Figure 1 V-, E- and W-Band frequencies. Source: Rohde & Schwarz.



Table 1 shows the characteristics for the feeder (gateway) and user (terminal) links for Ka-, V-, Q- and EBand. The disjointed uplink and downlink at Ka-Band add excessive hardware to the system, which increases spacecraft mass, occupies panel space and lowers system reliability.

While E-Band is attractive because of the available bandwidth and light licensing, it poses significant complexities for the uplink and downlink:

  • Component and subsystem technology performance and commercial availability
  • Propagation losses: rain and free-space loss
  • Antenna design for the ground gateway and spacecraft
  • T&M equipment and measurements.





The state of E-Band technologies for commercial Tbps satcom systems is a fundamental question.

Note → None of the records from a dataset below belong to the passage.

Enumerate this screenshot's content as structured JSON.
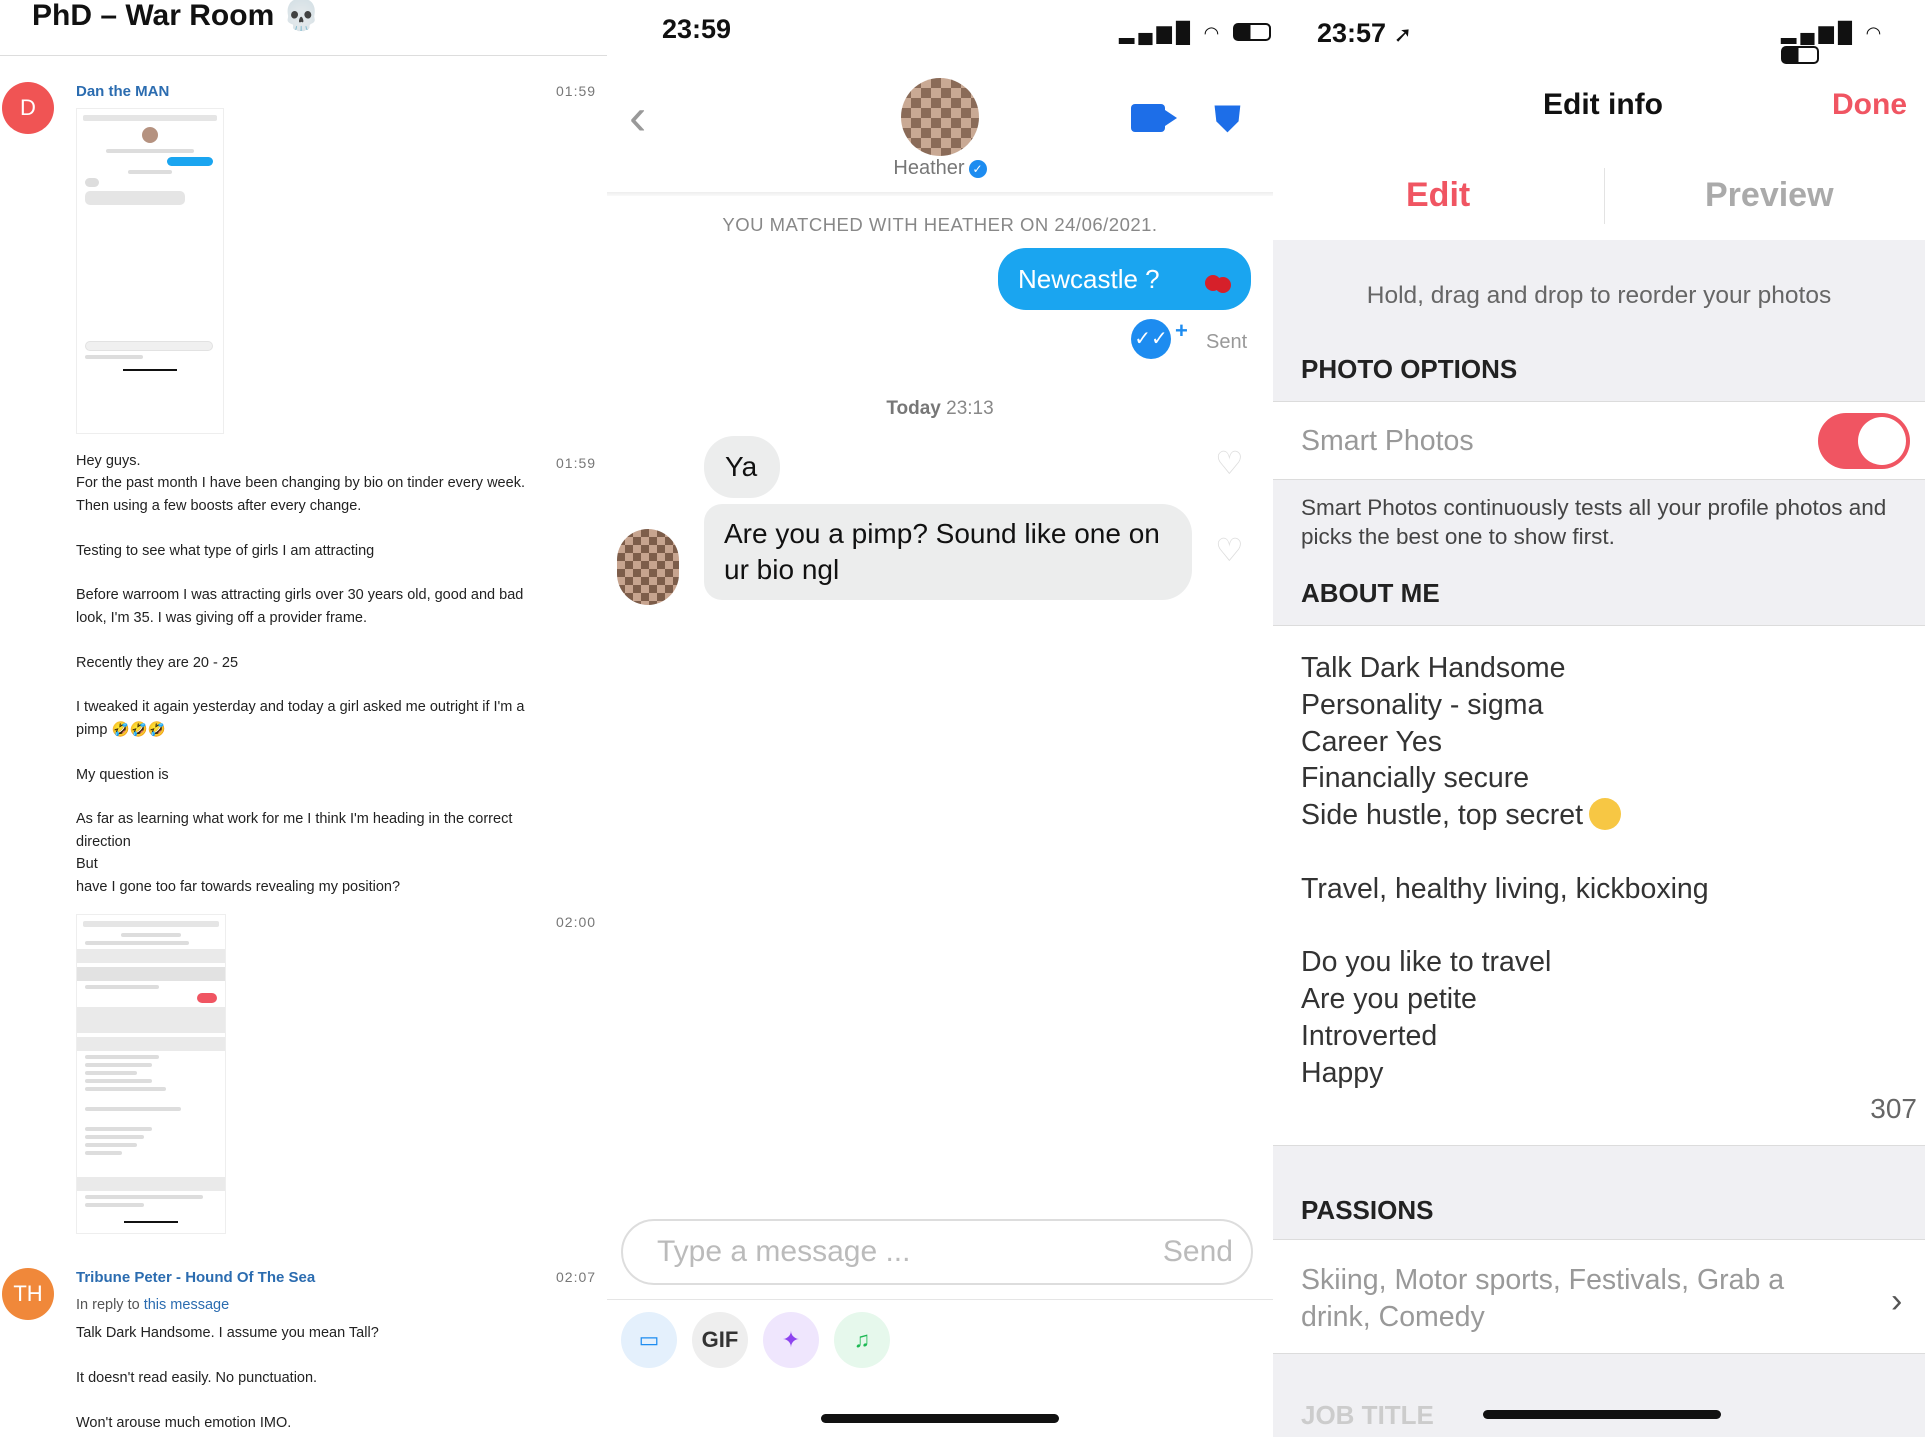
{
  "chat": {
    "title": "PhD – War Room 💀",
    "messages": [
      {
        "avatar_initial": "D",
        "sender": "Dan the MAN",
        "time_screenshot": "01:59",
        "time": "01:59",
        "lines": [
          "Hey guys.",
          "For the past month I have been changing by bio on tinder every week.",
          "Then using a few boosts after every change.",
          "",
          "Testing to see what type of girls I am attracting",
          "",
          "Before warroom I was attracting girls over 30 years old, good and bad",
          "look, I'm 35. I was giving off a provider frame.",
          "",
          "Recently they are 20 - 25",
          "",
          "I tweaked it again yesterday and today a girl asked me outright if I'm a",
          "pimp 🤣🤣🤣",
          "",
          "My question is",
          "",
          "As far as learning what work for me I think I'm heading in the correct",
          "direction",
          "But",
          "have I gone too far towards revealing my position?"
        ],
        "time_second_screenshot": "02:00"
      },
      {
        "avatar_initial": "TH",
        "sender": "Tribune Peter - Hound Of The Sea",
        "time": "02:07",
        "reply_prefix": "In reply to",
        "reply_link": "this message",
        "lines": [
          "Talk Dark Handsome. I assume you mean Tall?",
          "",
          "It doesn't read easily. No punctuation.",
          "",
          "Won't arouse much emotion IMO."
        ]
      }
    ]
  },
  "tinder_chat": {
    "status_time": "23:59",
    "match_name": "Heather",
    "matched_line": "YOU MATCHED WITH HEATHER ON 24/06/2021.",
    "outgoing_message": "Newcastle ?",
    "sent_label": "Sent",
    "day_label": "Today",
    "day_time": "23:13",
    "incoming_messages": [
      "Ya",
      "Are you a pimp? Sound like one on ur bio ngl"
    ],
    "input_placeholder": "Type a message ...",
    "send_label": "Send",
    "gif_label": "GIF"
  },
  "edit_info": {
    "status_time": "23:57",
    "title": "Edit info",
    "done_label": "Done",
    "tabs": [
      "Edit",
      "Preview"
    ],
    "reorder_hint": "Hold, drag and drop to reorder your photos",
    "photo_options_header": "PHOTO OPTIONS",
    "smart_photos_label": "Smart Photos",
    "smart_photos_on": true,
    "smart_photos_desc": "Smart Photos continuously tests all your profile photos and picks the best one to show first.",
    "about_header": "ABOUT ME",
    "bio_lines": [
      "Talk Dark Handsome",
      "Personality - sigma",
      "Career Yes",
      "Financially secure",
      "Side hustle, top secret",
      "",
      "Travel, healthy living, kickboxing",
      "",
      "Do you like to travel",
      "Are you petite",
      "Introverted",
      "Happy"
    ],
    "char_remaining": "307",
    "passions_header": "PASSIONS",
    "passions_value": "Skiing, Motor sports, Festivals, Grab a drink, Comedy",
    "job_title_header": "JOB TITLE"
  },
  "colors": {
    "tinder_blue": "#1aa5f0",
    "tinder_red": "#f05562",
    "link_blue": "#2b6cb0",
    "avatar_d": "#f05454",
    "avatar_th": "#f0883a"
  }
}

Although many E-Band components have been developed for automotive radar and cellular infrastructure, they are not space-qualified. E-Band semiconductor and passive components must be qualified for spacecraft - in some cases redesigned for satellites - and a viable supply chain developed to support this. For the gateway, some existing RF components will work; however, the high power amplifier (PA), antenna and feed losses will be challenges that need to be addressed for commercial Tbps systems, particularly increasing the output power and ensuring a mature technology. As noted, a significant issue will be whether suppliers will participate in the E-Band satcom arena, despite supplying the automotive radar, EMC and military market segments with commercial components in the 60 to 90 GHz range. The challenges are meeting the satcom link performance requirements and qualifying the technologies and components for space. A few suppliers do market space-qualified E-Band subsystems because there is some demand for such components. Because of the wavelengths at E-Band, the components typically use WR-12 waveguide requiring precise cavity dimensioning and fabrication. The gap transition tolerances must be extremely small to avoid excessive VSWR and insertion losses. Figure 2 shows a couple of typical E-Band subsystems, integrating filters, amplifiers and waveguide sections.




Figure 2 Example of an E-Band signal chain.

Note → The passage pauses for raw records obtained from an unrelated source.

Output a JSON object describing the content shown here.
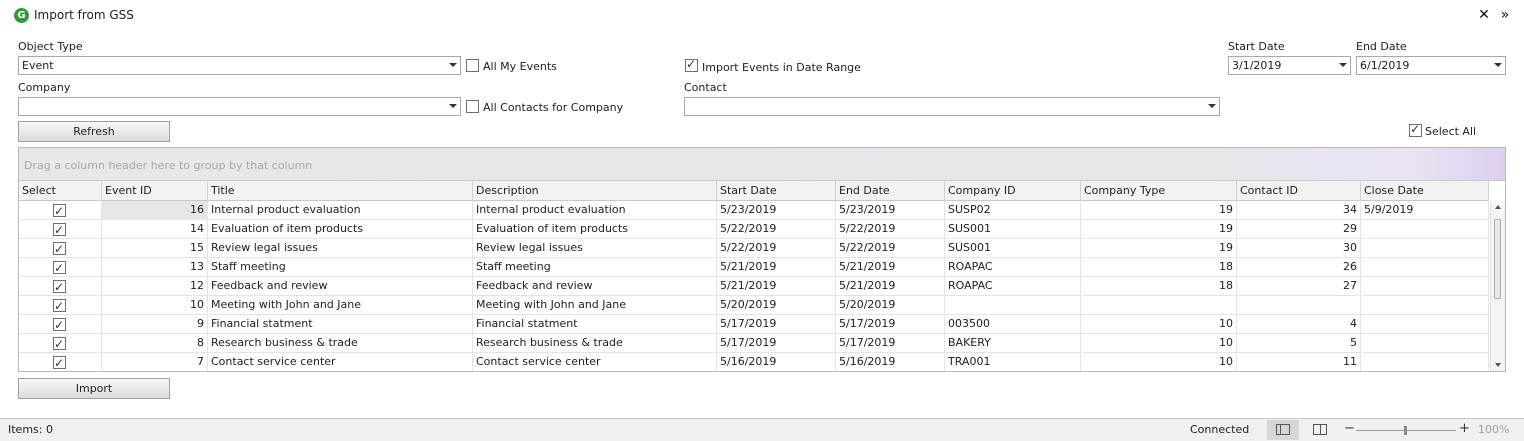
{
  "window": {
    "title": "Import from GSS"
  },
  "form": {
    "object_type_label": "Object Type",
    "object_type_value": "Event",
    "all_my_events_label": "All My Events",
    "all_my_events_checked": false,
    "import_in_range_label": "Import Events in Date Range",
    "import_in_range_checked": true,
    "start_date_label": "Start Date",
    "start_date_value": "3/1/2019",
    "end_date_label": "End Date",
    "end_date_value": "6/1/2019",
    "company_label": "Company",
    "company_value": "",
    "all_contacts_label": "All Contacts for Company",
    "all_contacts_checked": false,
    "contact_label": "Contact",
    "contact_value": "",
    "refresh_label": "Refresh",
    "select_all_label": "Select All",
    "select_all_checked": true,
    "import_label": "Import"
  },
  "grid": {
    "group_hint": "Drag a column header here to group by that column",
    "columns": [
      "Select",
      "Event ID",
      "Title",
      "Description",
      "Start Date",
      "End Date",
      "Company ID",
      "Company Type",
      "Contact ID",
      "Close Date"
    ],
    "rows": [
      {
        "selected": true,
        "event_id": "16",
        "title": "Internal product evaluation",
        "description": "Internal product evaluation",
        "start_date": "5/23/2019",
        "end_date": "5/23/2019",
        "company_id": "SUSP02",
        "company_type": "19",
        "contact_id": "34",
        "close_date": "5/9/2019"
      },
      {
        "selected": true,
        "event_id": "14",
        "title": "Evaluation of item products",
        "description": "Evaluation of item products",
        "start_date": "5/22/2019",
        "end_date": "5/22/2019",
        "company_id": "SUS001",
        "company_type": "19",
        "contact_id": "29",
        "close_date": ""
      },
      {
        "selected": true,
        "event_id": "15",
        "title": "Review legal issues",
        "description": "Review legal issues",
        "start_date": "5/22/2019",
        "end_date": "5/22/2019",
        "company_id": "SUS001",
        "company_type": "19",
        "contact_id": "30",
        "close_date": ""
      },
      {
        "selected": true,
        "event_id": "13",
        "title": "Staff meeting",
        "description": "Staff meeting",
        "start_date": "5/21/2019",
        "end_date": "5/21/2019",
        "company_id": "ROAPAC",
        "company_type": "18",
        "contact_id": "26",
        "close_date": ""
      },
      {
        "selected": true,
        "event_id": "12",
        "title": "Feedback and review",
        "description": "Feedback and review",
        "start_date": "5/21/2019",
        "end_date": "5/21/2019",
        "company_id": "ROAPAC",
        "company_type": "18",
        "contact_id": "27",
        "close_date": ""
      },
      {
        "selected": true,
        "event_id": "10",
        "title": "Meeting with John and Jane",
        "description": "Meeting with John and Jane",
        "start_date": "5/20/2019",
        "end_date": "5/20/2019",
        "company_id": "",
        "company_type": "",
        "contact_id": "",
        "close_date": ""
      },
      {
        "selected": true,
        "event_id": "9",
        "title": "Financial statment",
        "description": "Financial statment",
        "start_date": "5/17/2019",
        "end_date": "5/17/2019",
        "company_id": "003500",
        "company_type": "10",
        "contact_id": "4",
        "close_date": ""
      },
      {
        "selected": true,
        "event_id": "8",
        "title": "Research business & trade",
        "description": "Research business & trade",
        "start_date": "5/17/2019",
        "end_date": "5/17/2019",
        "company_id": "BAKERY",
        "company_type": "10",
        "contact_id": "5",
        "close_date": ""
      },
      {
        "selected": true,
        "event_id": "7",
        "title": "Contact service center",
        "description": "Contact service center",
        "start_date": "5/16/2019",
        "end_date": "5/16/2019",
        "company_id": "TRA001",
        "company_type": "10",
        "contact_id": "11",
        "close_date": ""
      }
    ]
  },
  "status": {
    "items": "Items: 0",
    "connection": "Connected",
    "zoom": "100%"
  }
}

We predict that InP low noise amplifier (LNA) technology or some exotic heterojunction high bandgap materials with super low noise figure will be required in both the spacecraft and gateways for E-Band systems. Hughes’ estimates a 2 to 3 dB noise figure is needed in the gateway, possibly relaxed to 4 dB in the spacecraft. Based on the component and antenna requirements, the technologies being proposed for the PAs and LNAs at both ends will be tube based, possibly some solid-state PAs. High-power, linear tubes will be considered, and GaN may play a role in the PA, depending on timing. Hughes is currently conducting detailed tradeoffs to determine the best technologies and the manufacturers able to support space-qualified E-Band Tbps systems.

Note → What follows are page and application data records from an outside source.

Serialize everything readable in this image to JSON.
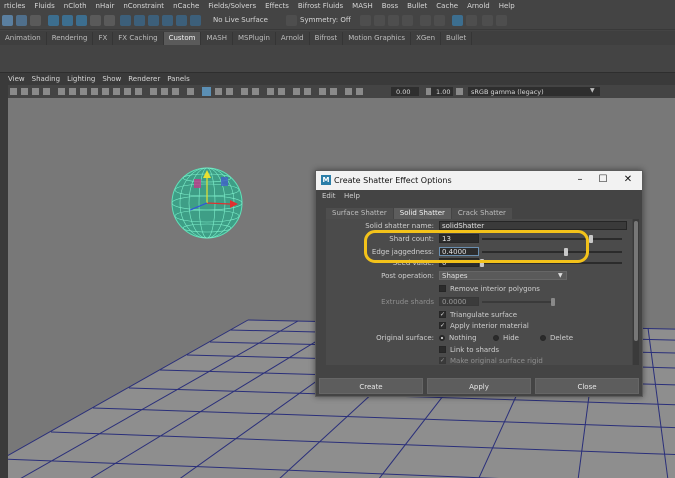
{
  "menubar": [
    "rticles",
    "Fluids",
    "nCloth",
    "nHair",
    "nConstraint",
    "nCache",
    "Fields/Solvers",
    "Effects",
    "Bifrost Fluids",
    "MASH",
    "Boss",
    "Bullet",
    "Cache",
    "Arnold",
    "Help"
  ],
  "toolbar": {
    "live_surface": "No Live Surface",
    "symmetry": "Symmetry: Off"
  },
  "shelf_tabs": [
    "Animation",
    "Rendering",
    "FX",
    "FX Caching",
    "Custom",
    "MASH",
    "MSPlugin",
    "Arnold",
    "Bifrost",
    "Motion Graphics",
    "XGen",
    "Bullet"
  ],
  "shelf_active": "Custom",
  "panel_menu": [
    "View",
    "Shading",
    "Lighting",
    "Show",
    "Renderer",
    "Panels"
  ],
  "panel_toolbar": {
    "value1": "0.00",
    "value2": "1.00",
    "colorspace": "sRGB gamma (legacy)"
  },
  "dialog": {
    "title": "Create Shatter Effect Options",
    "logo": "M",
    "menu": [
      "Edit",
      "Help"
    ],
    "tabs": [
      "Surface Shatter",
      "Solid Shatter",
      "Crack Shatter"
    ],
    "active_tab": "Solid Shatter",
    "solid_shatter_name_label": "Solid shatter name:",
    "solid_shatter_name": "solidShatter",
    "shard_count_label": "Shard count:",
    "shard_count": "13",
    "shard_count_slider": 0.78,
    "edge_jaggedness_label": "Edge jaggedness:",
    "edge_jaggedness": "0.4000",
    "edge_jaggedness_slider": 0.6,
    "seed_value_label": "Seed value:",
    "seed_value": "0",
    "seed_value_slider": 0.0,
    "post_operation_label": "Post operation:",
    "post_operation": "Shapes",
    "remove_interior_label": "Remove interior polygons",
    "extrude_shards_label": "Extrude shards",
    "extrude_shards": "0.0000",
    "triangulate_label": "Triangulate surface",
    "apply_interior_label": "Apply interior material",
    "original_surface_label": "Original surface:",
    "original_surface_options": [
      "Nothing",
      "Hide",
      "Delete"
    ],
    "original_surface_selected": "Nothing",
    "link_to_shards_label": "Link to shards",
    "make_rigid_label": "Make original surface rigid",
    "buttons": {
      "create": "Create",
      "apply": "Apply",
      "close": "Close"
    }
  },
  "colors": {
    "highlight": "#f3c21a",
    "sphere": "#5fe0b8",
    "grid_line": "#2a2f7a"
  }
}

This same assessment process applies to the gateway and spacecraft antennas. Composite materials with very low surface roughness are feasible for the antennas as long as the tolerances are precise.


The free-space path loss (FSPL) is the expected attenuation of an electromagnetic wave as it travels away from the source. In the far field, it increases proportional to the square of the frequency:





where d is the distance, f the frequency and c the speed of light. The satellite and ground antenna gain also increases proportional to the square of the frequency:




where G is the gain expressed as a ratio, D is the antenna diameter and k is the antenna efficiency factor. Since there are two antennas in the gateway link—at the satellite and on the ground—as frequency increases, the increase in the gain of one antenna will compensate for the FSPL increase. The increase in the other antenna’s gain will at least partially compensate for the increased loss due to rain (see Figure 3). At E-Band, light rain will add 2 dB/km atmospheric attenuation, while links in tropical regions must be designed for approximately 30 dB/km.


Figure 3 Rain attenuation vs. rainfall vs. frequency.



This article has first appeared on Microwave Journal and is being reproduced on Space Tech Expo USA website in accordance to a partnership between the aforementioned parties.